:: Information given
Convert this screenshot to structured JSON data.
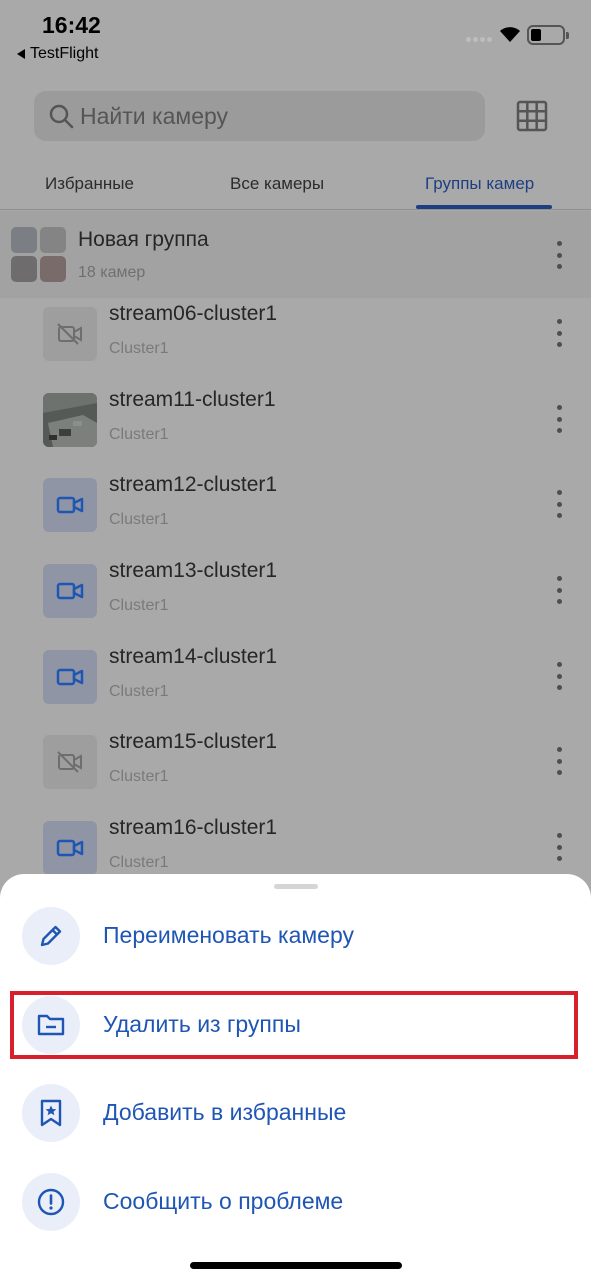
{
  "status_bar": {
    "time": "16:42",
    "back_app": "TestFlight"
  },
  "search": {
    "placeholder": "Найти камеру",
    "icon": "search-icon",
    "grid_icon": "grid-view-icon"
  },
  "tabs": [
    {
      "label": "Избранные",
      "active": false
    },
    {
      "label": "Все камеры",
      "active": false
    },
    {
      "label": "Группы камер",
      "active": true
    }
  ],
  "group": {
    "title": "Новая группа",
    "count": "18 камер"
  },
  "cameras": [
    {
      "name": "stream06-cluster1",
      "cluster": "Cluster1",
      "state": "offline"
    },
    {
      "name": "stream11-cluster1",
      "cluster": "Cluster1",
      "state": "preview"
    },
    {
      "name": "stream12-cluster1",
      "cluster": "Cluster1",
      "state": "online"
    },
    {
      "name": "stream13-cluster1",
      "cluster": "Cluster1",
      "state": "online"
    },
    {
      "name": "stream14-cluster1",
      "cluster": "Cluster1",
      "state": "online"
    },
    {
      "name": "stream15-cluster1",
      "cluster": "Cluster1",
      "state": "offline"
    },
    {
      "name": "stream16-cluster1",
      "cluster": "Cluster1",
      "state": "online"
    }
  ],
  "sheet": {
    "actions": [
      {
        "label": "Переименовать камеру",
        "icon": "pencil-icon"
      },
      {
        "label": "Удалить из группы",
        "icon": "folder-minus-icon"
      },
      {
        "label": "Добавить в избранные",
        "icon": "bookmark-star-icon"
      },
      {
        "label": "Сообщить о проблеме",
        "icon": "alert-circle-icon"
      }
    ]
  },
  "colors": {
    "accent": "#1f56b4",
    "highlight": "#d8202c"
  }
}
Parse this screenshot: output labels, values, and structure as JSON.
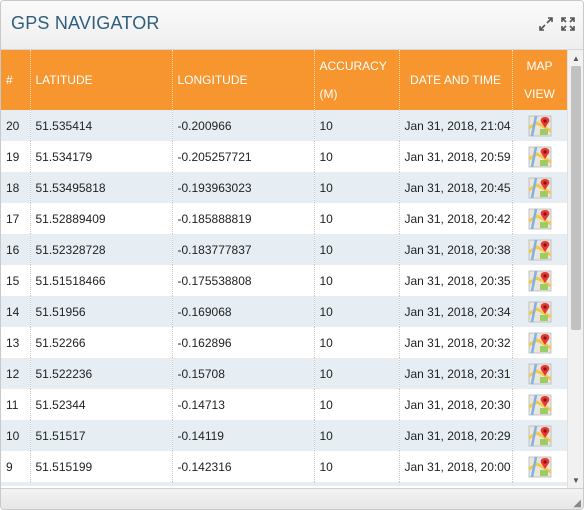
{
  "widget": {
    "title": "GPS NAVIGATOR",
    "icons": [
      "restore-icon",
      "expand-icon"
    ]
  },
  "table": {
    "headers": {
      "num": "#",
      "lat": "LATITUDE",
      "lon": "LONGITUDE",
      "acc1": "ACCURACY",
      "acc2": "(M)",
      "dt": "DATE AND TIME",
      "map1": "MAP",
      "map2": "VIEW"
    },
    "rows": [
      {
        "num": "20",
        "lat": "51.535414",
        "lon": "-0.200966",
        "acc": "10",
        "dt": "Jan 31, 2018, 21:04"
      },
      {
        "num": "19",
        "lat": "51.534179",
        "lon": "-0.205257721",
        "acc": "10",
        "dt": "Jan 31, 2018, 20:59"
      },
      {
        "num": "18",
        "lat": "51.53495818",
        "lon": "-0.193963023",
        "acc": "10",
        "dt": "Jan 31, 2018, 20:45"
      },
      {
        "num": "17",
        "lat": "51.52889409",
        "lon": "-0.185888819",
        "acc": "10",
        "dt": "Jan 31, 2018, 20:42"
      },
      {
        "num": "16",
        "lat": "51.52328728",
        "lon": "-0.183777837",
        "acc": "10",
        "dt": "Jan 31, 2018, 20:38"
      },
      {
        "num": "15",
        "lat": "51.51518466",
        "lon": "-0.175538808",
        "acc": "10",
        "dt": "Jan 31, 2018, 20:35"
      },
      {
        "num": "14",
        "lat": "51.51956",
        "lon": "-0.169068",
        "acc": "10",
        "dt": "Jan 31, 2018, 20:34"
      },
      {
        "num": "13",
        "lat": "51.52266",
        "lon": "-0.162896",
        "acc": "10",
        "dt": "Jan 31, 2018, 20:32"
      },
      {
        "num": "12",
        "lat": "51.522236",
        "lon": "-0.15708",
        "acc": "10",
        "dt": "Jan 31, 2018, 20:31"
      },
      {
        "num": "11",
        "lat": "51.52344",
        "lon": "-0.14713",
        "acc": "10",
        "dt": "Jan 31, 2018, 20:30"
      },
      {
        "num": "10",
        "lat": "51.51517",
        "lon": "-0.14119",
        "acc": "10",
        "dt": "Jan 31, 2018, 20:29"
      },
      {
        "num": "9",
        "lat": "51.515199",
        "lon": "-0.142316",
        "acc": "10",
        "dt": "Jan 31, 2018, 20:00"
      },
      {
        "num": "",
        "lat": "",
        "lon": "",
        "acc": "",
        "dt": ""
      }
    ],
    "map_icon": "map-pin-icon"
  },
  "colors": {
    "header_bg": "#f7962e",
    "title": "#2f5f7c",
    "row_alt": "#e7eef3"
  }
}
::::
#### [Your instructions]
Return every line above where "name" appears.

#### [Written response]
      "name": "stream06-cluster1",
      "name": "stream11-cluster1",
      "name": "stream12-cluster1",
      "name": "stream13-cluster1",
      "name": "stream14-cluster1",
      "name": "stream15-cluster1",
      "name": "stream16-cluster1",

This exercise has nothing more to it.